What did it mean to celebrate "la vie moderne" at the end of 19th century Paris? Toulouse-Lautrec and La Vie Moderne, which accompanies a traveling exhibition of the same name, seeks to explore the lives and works of numerous avant-garde artists who lived, worked and breathed the fin de siècle era.
The culture in Paris at the end of the 19th century seemed almost designed to host the vast artistic explorations, interpretations and experimentation that the city's many artists were producing at the time. Some of the most popular subjects during this 30 year period were of the city's artistic underside: its cabarets, circuses, even brothels; intimate scenes, such as domestic life or private moments, were also commonplace.
Toulouse-Lautrec and La Vie Moderne explores the artists, and their work, who re-imagined life in painting, sculpture and other ephemera in a fresh, modern way at the edge of the new century. The scope of the book is quite vast and includes substantial sections on Realism/Naturalism, Entertainment and Performance, Symbolism/Abstraction and Portraits. There are also some sub-categories in the larger sections, such as Daily Life, Landscapes and Toulouse-Lautrec. Each section features reproductions of artwork, with most of the images reproduced in larger sized and accompanied by biographical and analytical information. The information is written clearly and is accessible for general readers in addition to those with an interest or background in art history.
One of the paintings that immediately caught my eye while reading was Lucie Cousturier at the Piano by Maximilien Luce. This painting of an intimate daily scene, completed around 1905, is a striking portrait that speaks in color. The woman in the portrait was not just a random art model, but a woman known in the Neo-Impressionist circles of Paris. In addition to her work arranging art exhibitions, she produced her own artwork, mostly landscapes and still life paintings. She was also an accomplished art historian and published several studies on some of her prolific contemporary painters, such as Seurat, Signac and Henri-Edmond Cross.
Maximilien Luce, the artist, was a close friend of Lucie and painted her more than once.

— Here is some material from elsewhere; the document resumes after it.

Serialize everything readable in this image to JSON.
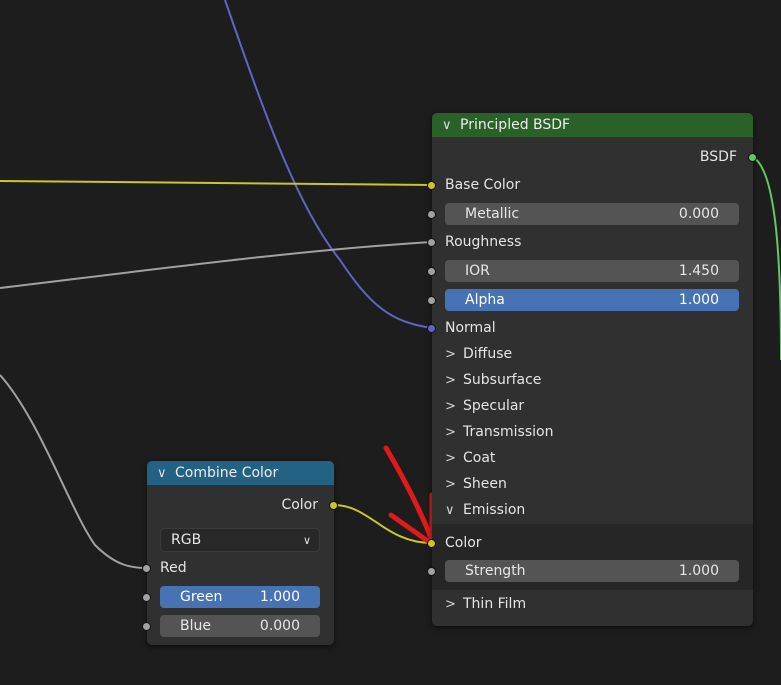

This particular portrait of her stands out because of its broad, impressive use of color. Everything from her clothing to the walls and even to the piano itself is showcased with impressions of color using wider brush strokes to give the impression of shadows, objects and even folds in fabric. The vibrant reds, blues, greens and whites play on each other to create a colorful, stylized image of a simple, daily scene: a young woman playing the piano.
Of course, the highlight of the book is the thirty-page (or so) section on Toulouse-Lautrec and his work. An entire review could be written solely on this well-illustrated section! One of my favorite 'Lautrec' pieces featured in the book is Le Divan Japonais, a poster created to celebrate the famous Divan Japonais cafe/cabaret. Divan Japonais came at a time when the Japonisme style, influenced by Japanese art and aesthetics, was heavily in vogue among European artists.
Toulouse-Lautrec's poster depicts Edouard Dujardin, a symbolist writer, accompanied by dancer Jane Avril; the pair are viewing a concert performed by Yvette Guilbert, well known for her signature full-length black gloves. Toulouse-Lautrec's use of color in this poster is similar to other Japonisme-inspired pieces produced around the same time, which often feature monochromatic color schemes accented with pops of brighter colors. Another poster featured in the Toulouse-Lautrec section of the book, 'Jane Avril,' features a similar "Japanese" inspired color scheme.
These are just two of the many pieces of art featured in Toulouse-Lautrec and La Vie Moderne. I highly recommended this lavish exhibition album for anyone with an interest in 'la vie moderne,' French art history, or simply "art" itself!...more